Joey is a postman in District Six who has to deliver letters to houses that have been brutally destroyed after the families are forced to move. One day, he has a letter in his possession that is addressed to a place that is close to his heart; it is the childhood home of his friend. He sits down to take a moment. On the ground, he notices a sign for Hanover Street among the rubble. He decides that he is determined to deliver this letter personally despite his wife’s concerns that if he visits Bonteheuwel, he will end up in jail or killed by the police. When he goes to Bonteheuwel the chaos is in full swing. The streets are filled with sirens and helicopters and true to form, the apartheid police are seen chasing down protesters.
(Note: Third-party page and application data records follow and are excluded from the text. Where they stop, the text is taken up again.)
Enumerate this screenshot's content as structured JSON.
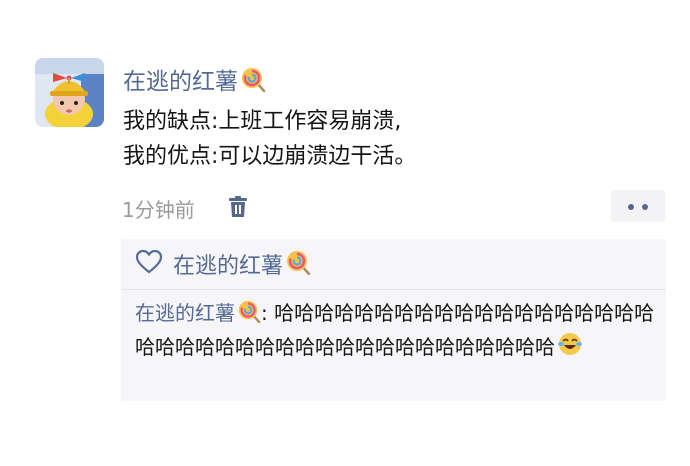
{
  "post": {
    "author": "在逃的红薯",
    "lines": [
      "我的缺点:上班工作容易崩溃,",
      "我的优点:可以边崩溃边干活。"
    ],
    "time": "1分钟前"
  },
  "likes": {
    "names": "在逃的红薯"
  },
  "comment": {
    "author": "在逃的红薯",
    "separator": ": ",
    "text": "哈哈哈哈哈哈哈哈哈哈哈哈哈哈哈哈哈哈哈哈哈哈哈哈哈哈哈哈哈哈哈哈哈哈哈哈哈哈哈哈"
  },
  "icons": {
    "author_emoji": "lollipop-icon",
    "like": "heart-outline-icon",
    "delete": "trash-icon",
    "more": "more-dots-icon",
    "comment_emoji": "laughing-tears-icon"
  },
  "colors": {
    "name_blue": "#556b95",
    "meta_gray": "#9b9b9b",
    "comment_bg": "#f6f6f8"
  }
}
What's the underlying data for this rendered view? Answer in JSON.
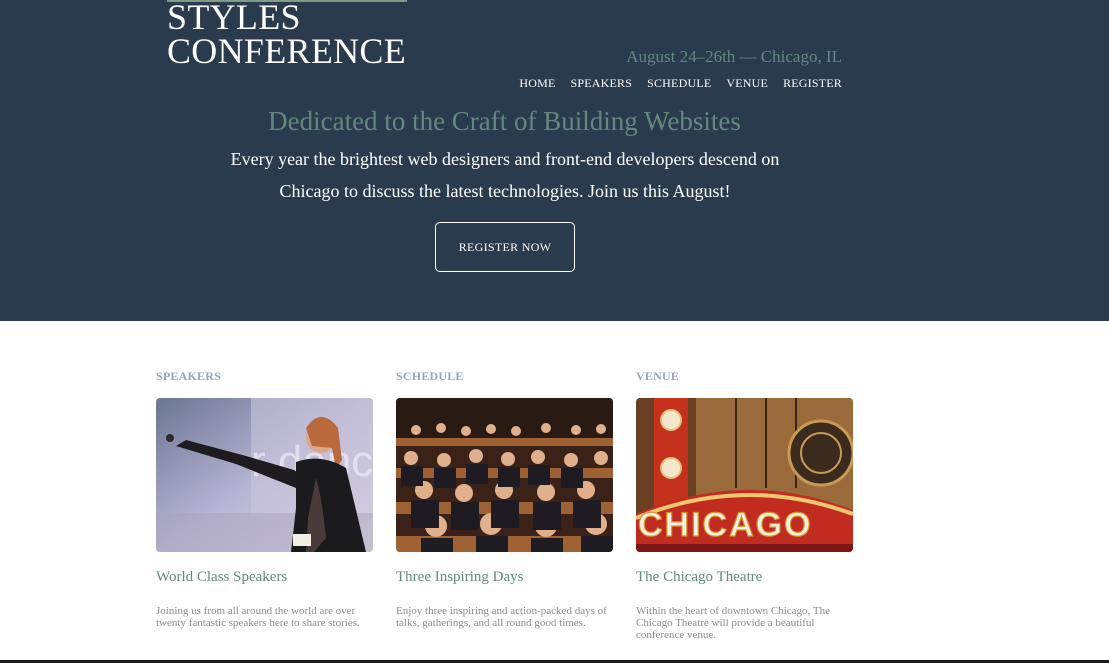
{
  "header": {
    "logo_line1": "STYLES",
    "logo_line2": "CONFERENCE",
    "dates": "August 24–26th — Chicago, IL",
    "nav": [
      "HOME",
      "SPEAKERS",
      "SCHEDULE",
      "VENUE",
      "REGISTER"
    ]
  },
  "hero": {
    "tagline": "Dedicated to the Craft of Building Websites",
    "lede": "Every year the brightest web designers and front-end developers descend on Chicago to discuss the latest technologies. Join us this August!",
    "cta_label": "REGISTER NOW"
  },
  "features": [
    {
      "kicker": "SPEAKERS",
      "title": "World Class Speakers",
      "text": "Joining us from all around the world are over twenty fantastic speakers here to share stories."
    },
    {
      "kicker": "SCHEDULE",
      "title": "Three Inspiring Days",
      "text": "Enjoy three inspiring and action-packed days of talks, gatherings, and all round good times."
    },
    {
      "kicker": "VENUE",
      "title": "The Chicago Theatre",
      "text": "Within the heart of downtown Chicago, The Chicago Theatre will provide a beautiful conference venue."
    }
  ],
  "colors": {
    "hero_bg": "#2a3b4d",
    "accent": "#648880",
    "kicker": "#9aa6b4",
    "body_text": "#8c8c8c"
  }
}
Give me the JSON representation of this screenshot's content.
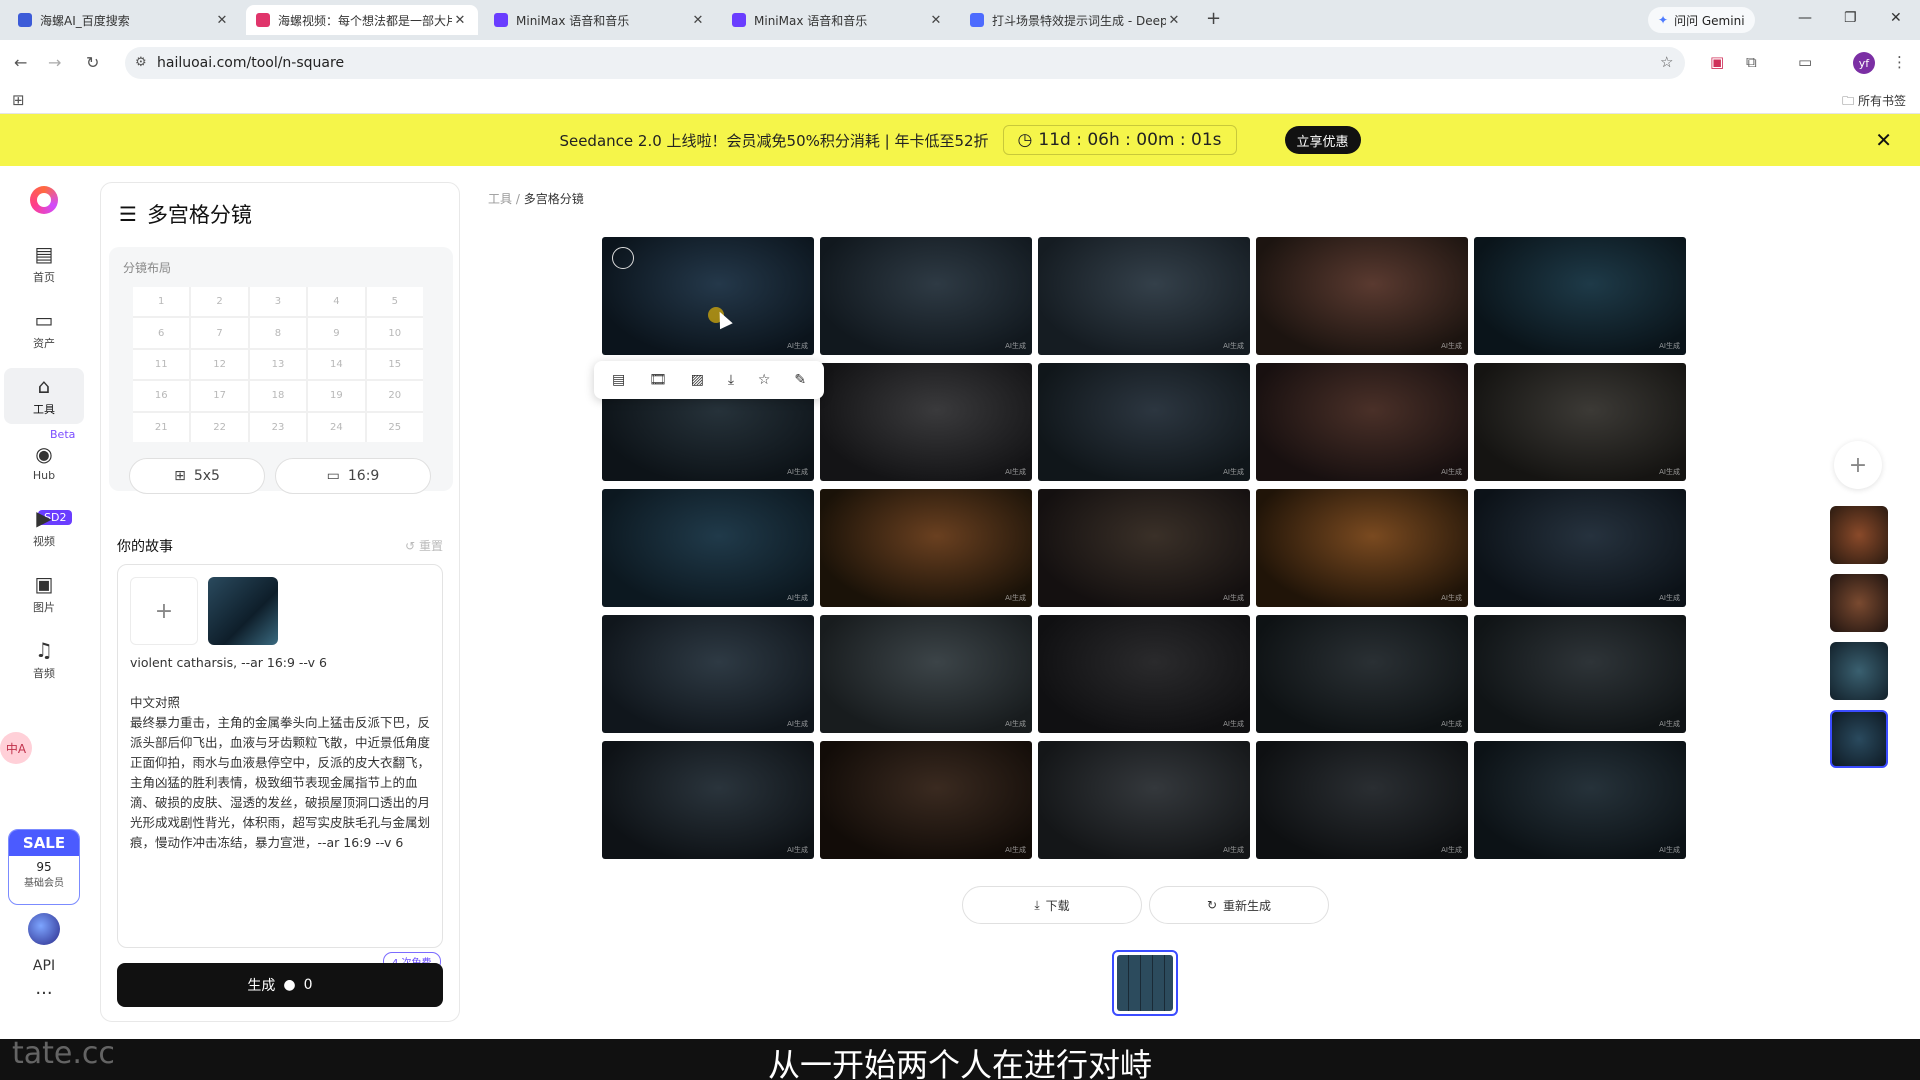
{
  "browser": {
    "tabs": [
      {
        "title": "海螺AI_百度搜索",
        "color": "#3c5bd8"
      },
      {
        "title": "海螺视频：每个想法都是一部大片",
        "color": "#e0356b"
      },
      {
        "title": "MiniMax 语音和音乐",
        "color": "#6a3dff"
      },
      {
        "title": "MiniMax 语音和音乐",
        "color": "#6a3dff"
      },
      {
        "title": "打斗场景特效提示词生成 - DeepSeek",
        "color": "#4d6bfe"
      }
    ],
    "new_tab": "+",
    "gemini_label": "问问 Gemini",
    "url": "hailuoai.com/tool/n-square",
    "all_bookmarks": "所有书签",
    "profile_initial": "yf"
  },
  "promo": {
    "text": "Seedance 2.0 上线啦！会员减免50%积分消耗 | 年卡低至52折",
    "timer": "11d : 06h : 00m : 01s",
    "button": "立享优惠"
  },
  "rail": {
    "items": [
      {
        "label": "首页",
        "icon": "▤"
      },
      {
        "label": "资产",
        "icon": "▭"
      },
      {
        "label": "工具",
        "icon": "⌂"
      },
      {
        "label": "Hub",
        "icon": "◉"
      },
      {
        "label": "视频",
        "icon": "▶"
      },
      {
        "label": "图片",
        "icon": "▣"
      },
      {
        "label": "音频",
        "icon": "♫"
      }
    ],
    "beta": "Beta",
    "sd2": "SD2",
    "translate": "中A",
    "sale_title": "SALE",
    "sale_num": "95",
    "sale_sub": "基础会员",
    "api": "API",
    "more": "···"
  },
  "panel": {
    "title": "多宫格分镜",
    "layout_label": "分镜布局",
    "grid_numbers": [
      "1",
      "2",
      "3",
      "4",
      "5",
      "6",
      "7",
      "8",
      "9",
      "10",
      "11",
      "12",
      "13",
      "14",
      "15",
      "16",
      "17",
      "18",
      "19",
      "20",
      "21",
      "22",
      "23",
      "24",
      "25"
    ],
    "grid_button": "5x5",
    "ratio_button": "16:9",
    "story_label": "你的故事",
    "story_reset": "重置",
    "story_text": "violent catharsis, --ar 16:9 --v 6\n\n中文对照\n最终暴力重击，主角的金属拳头向上猛击反派下巴，反派头部后仰飞出，血液与牙齿颗粒飞散，中近景低角度正面仰拍，雨水与血液悬停空中，反派的皮大衣翻飞，主角凶猛的胜利表情，极致细节表现金属指节上的血滴、破损的皮肤、湿透的发丝，破损屋顶洞口透出的月光形成戏剧性背光，体积雨，超写实皮肤毛孔与金属划痕，慢动作冲击冻结，暴力宣泄，--ar 16:9 --v 6",
    "generate": "生成",
    "generate_cost": "0",
    "free_badge": "4 次免费"
  },
  "breadcrumb": {
    "root": "工具",
    "sep": "/",
    "current": "多宫格分镜"
  },
  "grid_watermark": "AI生成",
  "toolbar_icons": [
    "hd-icon",
    "film-icon",
    "image-edit-icon",
    "download-icon",
    "star-icon",
    "magic-wand-icon"
  ],
  "actions": {
    "download": "下载",
    "regenerate": "重新生成"
  },
  "subtitle": "从一开始两个人在进行对峙",
  "watermark_logo": "tate.cc",
  "cells": [
    [
      "#24384a",
      "#0b141c"
    ],
    [
      "#2e3a44",
      "#11181e"
    ],
    [
      "#34404a",
      "#151c22"
    ],
    [
      "#5a3a30",
      "#1c1410"
    ],
    [
      "#1e3a48",
      "#0a141a"
    ],
    [
      "#26323a",
      "#0d1318"
    ],
    [
      "#3a3a3c",
      "#141416"
    ],
    [
      "#2c3640",
      "#10161a"
    ],
    [
      "#4a3028",
      "#181010"
    ],
    [
      "#3c3a36",
      "#151412"
    ],
    [
      "#203a4a",
      "#0c1820"
    ],
    [
      "#6a4020",
      "#1a1208"
    ],
    [
      "#3a3028",
      "#141010"
    ],
    [
      "#7a4a20",
      "#201408"
    ],
    [
      "#26323e",
      "#0c1218"
    ],
    [
      "#2e3a44",
      "#10161c"
    ],
    [
      "#3c4448",
      "#181c1e"
    ],
    [
      "#2a2a2c",
      "#101012"
    ],
    [
      "#2a3034",
      "#0e1214"
    ],
    [
      "#2e3438",
      "#101416"
    ],
    [
      "#2a343c",
      "#0e1216"
    ],
    [
      "#3a2a20",
      "#120c08"
    ],
    [
      "#34383c",
      "#141618"
    ],
    [
      "#2a2e32",
      "#0e1012"
    ],
    [
      "#26323a",
      "#0c1216"
    ]
  ],
  "right_thumbs": [
    [
      "#8a4a2a",
      "#2a1a10"
    ],
    [
      "#7a4a30",
      "#201410"
    ],
    [
      "#3a6070",
      "#12202a"
    ],
    [
      "#2a4a5e",
      "#0e1a24"
    ]
  ]
}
The film is incredibly emotional and tugs at all the strings. What makes the viewing even more saddening is that many of the families who were forced out of District Six are still desperately waiting to return. The restitution process is moving at a snail’s pace and all spheres of government are to blame for this. It also shows how places of heritage are not just about the colourful buildings, but about the people and the memories that are made there. Joey’s search for his childhood friend proves this. There are areas in Cape Town like Bo-Kaap, Salt River and Woodstock that are in danger of repeating these mistakes from the past. This time, it is about greed and economic apartheid in the form of gentrification.

Address Unknown is brilliantly directed and written. It leaves you wanting more but at the same time, you understand why it had to be that length. It is powerful - like a gut-wrenching kick to the stomach. We all know what happened after 1976. Now, we need to learn from the past; we need to ensure that forced evictions like this never happen again. More than that, we are reminded through this that there must be restitution for the families of District Six who were so cruelly forced to leave. To avoid history repeating itself, there must be some form of justice. The film does a good job at serving as that reminder.

  • Address Unknown is available to stream on Showmax